What to work on ::
Give the data again exactly as it is written.

=======

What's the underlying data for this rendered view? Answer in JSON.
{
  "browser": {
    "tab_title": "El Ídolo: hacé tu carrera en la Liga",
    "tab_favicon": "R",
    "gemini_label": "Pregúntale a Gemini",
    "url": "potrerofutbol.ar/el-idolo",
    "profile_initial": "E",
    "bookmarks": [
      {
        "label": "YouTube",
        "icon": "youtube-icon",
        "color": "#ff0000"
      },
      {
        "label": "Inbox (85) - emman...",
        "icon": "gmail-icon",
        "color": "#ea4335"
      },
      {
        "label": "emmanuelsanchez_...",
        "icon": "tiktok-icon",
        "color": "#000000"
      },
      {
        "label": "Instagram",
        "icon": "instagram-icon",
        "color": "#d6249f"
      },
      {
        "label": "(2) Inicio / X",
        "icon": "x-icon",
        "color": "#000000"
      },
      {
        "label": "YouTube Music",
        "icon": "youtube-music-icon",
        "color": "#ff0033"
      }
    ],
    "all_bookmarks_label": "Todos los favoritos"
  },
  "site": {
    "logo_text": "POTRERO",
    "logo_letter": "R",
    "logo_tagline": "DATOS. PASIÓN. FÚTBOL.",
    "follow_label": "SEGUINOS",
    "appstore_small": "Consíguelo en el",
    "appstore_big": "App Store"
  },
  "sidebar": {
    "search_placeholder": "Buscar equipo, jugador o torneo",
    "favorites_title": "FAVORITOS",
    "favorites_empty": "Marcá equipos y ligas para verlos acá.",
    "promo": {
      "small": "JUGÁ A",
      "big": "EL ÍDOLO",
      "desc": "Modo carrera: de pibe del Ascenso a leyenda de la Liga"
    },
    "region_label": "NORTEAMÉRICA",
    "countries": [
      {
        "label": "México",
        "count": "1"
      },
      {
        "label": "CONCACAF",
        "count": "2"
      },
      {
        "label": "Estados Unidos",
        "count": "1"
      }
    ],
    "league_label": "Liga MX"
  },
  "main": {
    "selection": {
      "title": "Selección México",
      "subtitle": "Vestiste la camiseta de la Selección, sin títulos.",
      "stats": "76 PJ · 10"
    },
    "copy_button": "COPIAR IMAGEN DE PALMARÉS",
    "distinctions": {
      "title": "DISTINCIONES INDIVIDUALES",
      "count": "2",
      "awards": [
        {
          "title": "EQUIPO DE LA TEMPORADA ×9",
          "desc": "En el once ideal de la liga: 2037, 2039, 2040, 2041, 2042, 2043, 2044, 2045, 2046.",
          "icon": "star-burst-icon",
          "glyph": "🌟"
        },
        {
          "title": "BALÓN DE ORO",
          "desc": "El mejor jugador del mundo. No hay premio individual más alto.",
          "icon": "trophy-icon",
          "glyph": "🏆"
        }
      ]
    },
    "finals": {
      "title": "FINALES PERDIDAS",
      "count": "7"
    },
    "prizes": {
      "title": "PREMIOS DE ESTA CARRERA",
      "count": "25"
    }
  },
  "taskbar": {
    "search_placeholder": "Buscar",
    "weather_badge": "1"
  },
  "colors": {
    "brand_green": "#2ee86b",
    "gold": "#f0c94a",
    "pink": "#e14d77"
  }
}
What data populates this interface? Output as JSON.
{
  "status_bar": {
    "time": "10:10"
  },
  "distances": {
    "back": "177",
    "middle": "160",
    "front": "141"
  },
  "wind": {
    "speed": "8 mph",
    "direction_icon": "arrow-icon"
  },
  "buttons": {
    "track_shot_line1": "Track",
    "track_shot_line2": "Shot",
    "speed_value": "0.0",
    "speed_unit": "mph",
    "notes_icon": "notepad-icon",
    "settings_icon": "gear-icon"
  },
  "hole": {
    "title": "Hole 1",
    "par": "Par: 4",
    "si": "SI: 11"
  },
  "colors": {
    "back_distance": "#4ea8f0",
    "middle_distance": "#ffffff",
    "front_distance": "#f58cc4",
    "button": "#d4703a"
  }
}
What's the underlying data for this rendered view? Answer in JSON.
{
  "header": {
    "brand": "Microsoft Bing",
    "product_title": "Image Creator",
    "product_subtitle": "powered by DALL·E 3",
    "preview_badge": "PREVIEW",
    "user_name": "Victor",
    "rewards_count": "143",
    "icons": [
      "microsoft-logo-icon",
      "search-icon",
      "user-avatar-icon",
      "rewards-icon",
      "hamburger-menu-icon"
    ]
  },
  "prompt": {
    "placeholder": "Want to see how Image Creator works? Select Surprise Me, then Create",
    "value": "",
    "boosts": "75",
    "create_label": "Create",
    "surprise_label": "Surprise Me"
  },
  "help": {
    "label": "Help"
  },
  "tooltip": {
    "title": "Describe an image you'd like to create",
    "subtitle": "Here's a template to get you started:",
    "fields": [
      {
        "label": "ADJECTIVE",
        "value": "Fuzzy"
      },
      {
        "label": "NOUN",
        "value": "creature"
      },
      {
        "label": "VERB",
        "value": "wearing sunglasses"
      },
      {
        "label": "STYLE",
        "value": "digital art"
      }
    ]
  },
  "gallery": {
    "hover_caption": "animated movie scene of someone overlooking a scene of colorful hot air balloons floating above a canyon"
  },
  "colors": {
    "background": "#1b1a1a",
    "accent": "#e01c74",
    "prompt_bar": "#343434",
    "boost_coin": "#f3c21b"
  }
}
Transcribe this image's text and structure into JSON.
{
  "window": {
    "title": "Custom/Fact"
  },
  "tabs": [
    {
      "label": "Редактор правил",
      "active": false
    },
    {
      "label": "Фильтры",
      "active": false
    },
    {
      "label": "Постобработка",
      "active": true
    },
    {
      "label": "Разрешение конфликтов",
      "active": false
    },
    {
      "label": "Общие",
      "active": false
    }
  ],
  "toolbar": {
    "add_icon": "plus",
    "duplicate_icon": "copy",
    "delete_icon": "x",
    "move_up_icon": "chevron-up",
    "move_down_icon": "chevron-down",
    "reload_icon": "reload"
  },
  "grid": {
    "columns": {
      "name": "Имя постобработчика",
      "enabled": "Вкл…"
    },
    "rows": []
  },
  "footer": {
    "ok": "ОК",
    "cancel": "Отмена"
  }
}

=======

Your solution ::
What's the underlying data for this rendered view? Answer in JSON.
{
  "browser": {
    "tab_title": "El Ídolo: hacé tu carrera en la Liga",
    "tab_favicon": "R",
    "gemini_label": "Pregúntale a Gemini",
    "url": "potrerofutbol.ar/el-idolo",
    "profile_initial": "E",
    "bookmarks": [
      {
        "label": "YouTube",
        "icon": "youtube-icon",
        "color": "#ff0000"
      },
      {
        "label": "Inbox (85) - emman...",
        "icon": "gmail-icon",
        "color": "#ea4335"
      },
      {
        "label": "emmanuelsanchez_...",
        "icon": "tiktok-icon",
        "color": "#000000"
      },
      {
        "label": "Instagram",
        "icon": "instagram-icon",
        "color": "#d6249f"
      },
      {
        "label": "(2) Inicio / X",
        "icon": "x-icon",
        "color": "#000000"
      },
      {
        "label": "YouTube Music",
        "icon": "youtube-music-icon",
        "color": "#ff0033"
      }
    ],
    "all_bookmarks_label": "Todos los favoritos"
  },
  "site": {
    "logo_text": "POTRERO",
    "logo_letter": "R",
    "logo_tagline": "DATOS. PASIÓN. FÚTBOL.",
    "follow_label": "SEGUINOS",
    "appstore_small": "Consíguelo en el",
    "appstore_big": "App Store"
  },
  "sidebar": {
    "search_placeholder": "Buscar equipo, jugador o torneo",
    "favorites_title": "FAVORITOS",
    "favorites_empty": "Marcá equipos y ligas para verlos acá.",
    "promo": {
      "small": "JUGÁ A",
      "big": "EL ÍDOLO",
      "desc": "Modo carrera: de pibe del Ascenso a leyenda de la Liga"
    },
    "region_label": "NORTEAMÉRICA",
    "countries": [
      {
        "label": "México",
        "count": "1"
      },
      {
        "label": "CONCACAF",
        "count": "2"
      },
      {
        "label": "Estados Unidos",
        "count": "1"
      }
    ],
    "league_label": "Liga MX"
  },
  "main": {
    "selection": {
      "title": "Selección México",
      "subtitle": "Vestiste la camiseta de la Selección, sin títulos.",
      "stats": "76 PJ · 10"
    },
    "copy_button": "COPIAR IMAGEN DE PALMARÉS",
    "distinctions": {
      "title": "DISTINCIONES INDIVIDUALES",
      "count": "2",
      "awards": [
        {
          "title": "EQUIPO DE LA TEMPORADA ×9",
          "desc": "En el once ideal de la liga: 2037, 2039, 2040, 2041, 2042, 2043, 2044, 2045, 2046.",
          "icon": "star-burst-icon",
          "glyph": "🌟"
        },
        {
          "title": "BALÓN DE ORO",
          "desc": "El mejor jugador del mundo. No hay premio individual más alto.",
          "icon": "trophy-icon",
          "glyph": "🏆"
        }
      ]
    },
    "finals": {
      "title": "FINALES PERDIDAS",
      "count": "7"
    },
    "prizes": {
      "title": "PREMIOS DE ESTA CARRERA",
      "count": "25"
    }
  },
  "taskbar": {
    "search_placeholder": "Buscar",
    "weather_badge": "1"
  },
  "colors": {
    "brand_green": "#2ee86b",
    "gold": "#f0c94a",
    "pink": "#e14d77"
  }
}
What data populates this interface? Output as JSON.
{
  "status_bar": {
    "time": "10:10"
  },
  "distances": {
    "back": "177",
    "middle": "160",
    "front": "141"
  },
  "wind": {
    "speed": "8 mph",
    "direction_icon": "arrow-icon"
  },
  "buttons": {
    "track_shot_line1": "Track",
    "track_shot_line2": "Shot",
    "speed_value": "0.0",
    "speed_unit": "mph",
    "notes_icon": "notepad-icon",
    "settings_icon": "gear-icon"
  },
  "hole": {
    "title": "Hole 1",
    "par": "Par: 4",
    "si": "SI: 11"
  },
  "colors": {
    "back_distance": "#4ea8f0",
    "middle_distance": "#ffffff",
    "front_distance": "#f58cc4",
    "button": "#d4703a"
  }
}
What's the underlying data for this rendered view? Answer in JSON.
{
  "header": {
    "brand": "Microsoft Bing",
    "product_title": "Image Creator",
    "product_subtitle": "powered by DALL·E 3",
    "preview_badge": "PREVIEW",
    "user_name": "Victor",
    "rewards_count": "143",
    "icons": [
      "microsoft-logo-icon",
      "search-icon",
      "user-avatar-icon",
      "rewards-icon",
      "hamburger-menu-icon"
    ]
  },
  "prompt": {
    "placeholder": "Want to see how Image Creator works? Select Surprise Me, then Create",
    "value": "",
    "boosts": "75",
    "create_label": "Create",
    "surprise_label": "Surprise Me"
  },
  "help": {
    "label": "Help"
  },
  "tooltip": {
    "title": "Describe an image you'd like to create",
    "subtitle": "Here's a template to get you started:",
    "fields": [
      {
        "label": "ADJECTIVE",
        "value": "Fuzzy"
      },
      {
        "label": "NOUN",
        "value": "creature"
      },
      {
        "label": "VERB",
        "value": "wearing sunglasses"
      },
      {
        "label": "STYLE",
        "value": "digital art"
      }
    ]
  },
  "gallery": {
    "hover_caption": "animated movie scene of someone overlooking a scene of colorful hot air balloons floating above a canyon"
  },
  "colors": {
    "background": "#1b1a1a",
    "accent": "#e01c74",
    "prompt_bar": "#343434",
    "boost_coin": "#f3c21b"
  }
}
Transcribe this image's text and structure into JSON.
{
  "window": {
    "title": "Custom/Fact"
  },
  "tabs": [
    {
      "label": "Редактор правил",
      "active": false
    },
    {
      "label": "Фильтры",
      "active": false
    },
    {
      "label": "Постобработка",
      "active": true
    },
    {
      "label": "Разрешение конфликтов",
      "active": false
    },
    {
      "label": "Общие",
      "active": false
    }
  ],
  "toolbar": {
    "add_icon": "plus",
    "duplicate_icon": "copy",
    "delete_icon": "x",
    "move_up_icon": "chevron-up",
    "move_down_icon": "chevron-down",
    "reload_icon": "reload"
  },
  "grid": {
    "columns": {
      "name": "Имя постобработчика",
      "enabled": "Вкл…"
    },
    "rows": []
  },
  "footer": {
    "ok": "ОК",
    "cancel": "Отмена"
  }
}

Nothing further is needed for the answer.